Google to change diversity, research policies after exit of AI researcher Timnit Gebru
Google AI head Jeff Dean acknowledged the company could have handled Gebru’s exit better and with more sensitivity.
Google will make changes to how it handles issues relating to research, diversity, and employee exits, reports Axios. The move comes after Google completed an internal investigation into the exit of the AI researcher Timnit Gebru. Following the probe, Google has sacked the lead of its Ethical Artificial Intelligence team, Meg Mitchell.
According to the report, Google will match pay for those at the VP level and above to accomplish its diversity and inclusion objectives. Going forward, the company will also aim to streamline the process of publishing research papers. Other measures include procedures for potentially sensitive employee exists, added the report.
Google AI head Jeff Dean reportedly told employees in a memo that the company could have handled the situation better and with more sensitivity.
“I heard and acknowledge what Dr. Gebru's exit signified to female technologists, to those in the Black community and other underrepresented groups who are pursuing careers in tech, and to many who care deeply about Google's responsible use of AI. It led some to question their place here, which I regret,” Dean wrote in the memo.
In case you did know, Google had asked Gebru to retract a research paper she had co-authored. After the directive, Gebru said she would resign from her position and work on a transition plan. Google, however, chose to end her employment with the company. Her exit led to a big backlash with some engineers quitting the company in protest. Google argued that Gebru's paper was not submitted properly, a claim the research team had disputed.

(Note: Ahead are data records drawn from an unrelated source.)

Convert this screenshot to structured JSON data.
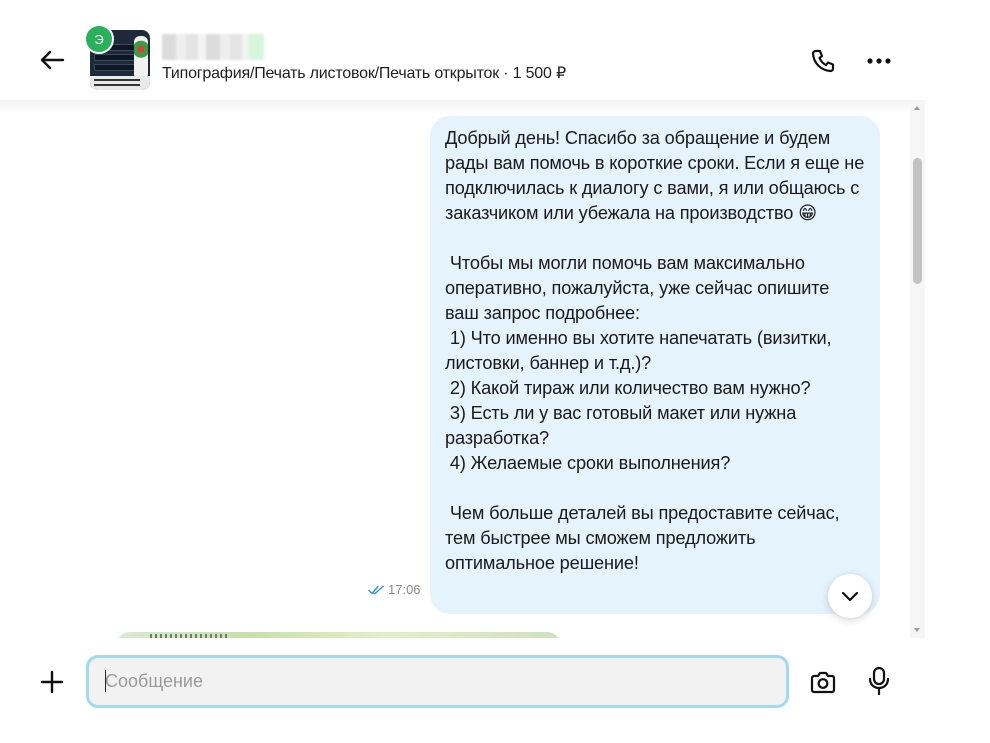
{
  "header": {
    "back_icon": "arrow-left-icon",
    "avatar_letter": "Э",
    "avatar_color": "#2ab05a",
    "listing_text": "Типография/Печать листовок/Печать открыток · 1 500 ₽",
    "call_icon": "phone-icon",
    "more_icon": "more-dots-icon"
  },
  "chat": {
    "messages": [
      {
        "direction": "outgoing",
        "text": "Добрый день! Спасибо за обращение и будем рады вам помочь в короткие сроки. Если я еще не подключилась к диалогу с вами, я или общаюсь с заказчиком или убежала на производство 😁\n\n Чтобы мы могли помочь вам максимально оперативно, пожалуйста, уже сейчас опишите ваш запрос подробнее:\n 1) Что именно вы хотите напечатать (визитки, листовки, баннер и т.д.)?\n 2) Какой тираж или количество вам нужно?\n 3) Есть ли у вас готовый макет или нужна разработка?\n 4) Желаемые сроки выполнения?\n\n Чем больше деталей вы предоставите сейчас, тем быстрее мы сможем предложить оптимальное решение!",
        "time": "17:06",
        "status_icon": "double-check-icon",
        "bubble_color": "#e5f3fc"
      }
    ],
    "scroll_down_icon": "chevron-down-icon"
  },
  "composer": {
    "add_icon": "plus-icon",
    "placeholder": "Сообщение",
    "value": "",
    "camera_icon": "camera-icon",
    "mic_icon": "microphone-icon",
    "focus_color": "#9fd9f2"
  }
}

Earlier, Google fired Margaret Mitchell, the founder and former co-lead of the company's ethical AI team. In January, Google had blocked Mitchell's access to her corporate e-mail.
“After conducting a review of this manager's conduct, we confirmed that there were multiple violations of our code of conduct, as well as of our security policies, which included the exfiltration of confidential business-sensitive documents and private data of other employees,” Google said in a statement.